| Task description |
Copy the records exactly. Every line must match.
═════ Provided material
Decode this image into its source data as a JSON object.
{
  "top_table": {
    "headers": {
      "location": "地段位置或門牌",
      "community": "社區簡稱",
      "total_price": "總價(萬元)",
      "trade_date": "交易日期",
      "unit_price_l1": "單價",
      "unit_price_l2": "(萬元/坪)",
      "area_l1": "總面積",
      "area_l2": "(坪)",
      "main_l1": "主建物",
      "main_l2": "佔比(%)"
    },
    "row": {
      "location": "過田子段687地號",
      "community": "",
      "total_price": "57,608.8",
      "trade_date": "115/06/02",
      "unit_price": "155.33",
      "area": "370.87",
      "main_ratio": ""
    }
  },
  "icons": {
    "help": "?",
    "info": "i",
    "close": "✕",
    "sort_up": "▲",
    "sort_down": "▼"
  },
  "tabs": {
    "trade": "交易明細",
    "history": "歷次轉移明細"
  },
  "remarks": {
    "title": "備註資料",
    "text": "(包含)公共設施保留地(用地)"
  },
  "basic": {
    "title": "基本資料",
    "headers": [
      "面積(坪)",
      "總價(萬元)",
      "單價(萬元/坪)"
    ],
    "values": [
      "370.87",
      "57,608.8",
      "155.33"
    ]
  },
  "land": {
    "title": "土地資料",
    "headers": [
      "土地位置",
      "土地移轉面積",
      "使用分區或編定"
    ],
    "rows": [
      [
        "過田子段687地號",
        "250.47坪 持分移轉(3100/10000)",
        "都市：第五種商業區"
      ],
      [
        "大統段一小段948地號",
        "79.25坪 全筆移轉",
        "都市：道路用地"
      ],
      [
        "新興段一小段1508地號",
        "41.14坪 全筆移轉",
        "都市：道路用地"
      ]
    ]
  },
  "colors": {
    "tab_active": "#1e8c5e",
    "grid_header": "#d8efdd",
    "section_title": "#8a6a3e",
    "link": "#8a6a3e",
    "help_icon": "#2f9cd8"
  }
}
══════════
| Response area |
Decode this image into its source data as a JSON object.
{
  "top_table": {
    "headers": {
      "location": "地段位置或門牌",
      "community": "社區簡稱",
      "total_price": "總價(萬元)",
      "trade_date": "交易日期",
      "unit_price_l1": "單價",
      "unit_price_l2": "(萬元/坪)",
      "area_l1": "總面積",
      "area_l2": "(坪)",
      "main_l1": "主建物",
      "main_l2": "佔比(%)"
    },
    "row": {
      "location": "過田子段687地號",
      "community": "",
      "total_price": "57,608.8",
      "trade_date": "115/06/02",
      "unit_price": "155.33",
      "area": "370.87",
      "main_ratio": ""
    }
  },
  "icons": {
    "help": "?",
    "info": "i",
    "close": "✕",
    "sort_up": "▲",
    "sort_down": "▼"
  },
  "tabs": {
    "trade": "交易明細",
    "history": "歷次轉移明細"
  },
  "remarks": {
    "title": "備註資料",
    "text": "(包含)公共設施保留地(用地)"
  },
  "basic": {
    "title": "基本資料",
    "headers": [
      "面積(坪)",
      "總價(萬元)",
      "單價(萬元/坪)"
    ],
    "values": [
      "370.87",
      "57,608.8",
      "155.33"
    ]
  },
  "land": {
    "title": "土地資料",
    "headers": [
      "土地位置",
      "土地移轉面積",
      "使用分區或編定"
    ],
    "rows": [
      [
        "過田子段687地號",
        "250.47坪 持分移轉(3100/10000)",
        "都市：第五種商業區"
      ],
      [
        "大統段一小段948地號",
        "79.25坪 全筆移轉",
        "都市：道路用地"
      ],
      [
        "新興段一小段1508地號",
        "41.14坪 全筆移轉",
        "都市：道路用地"
      ]
    ]
  },
  "colors": {
    "tab_active": "#1e8c5e",
    "grid_header": "#d8efdd",
    "section_title": "#8a6a3e",
    "link": "#8a6a3e",
    "help_icon": "#2f9cd8"
  }
}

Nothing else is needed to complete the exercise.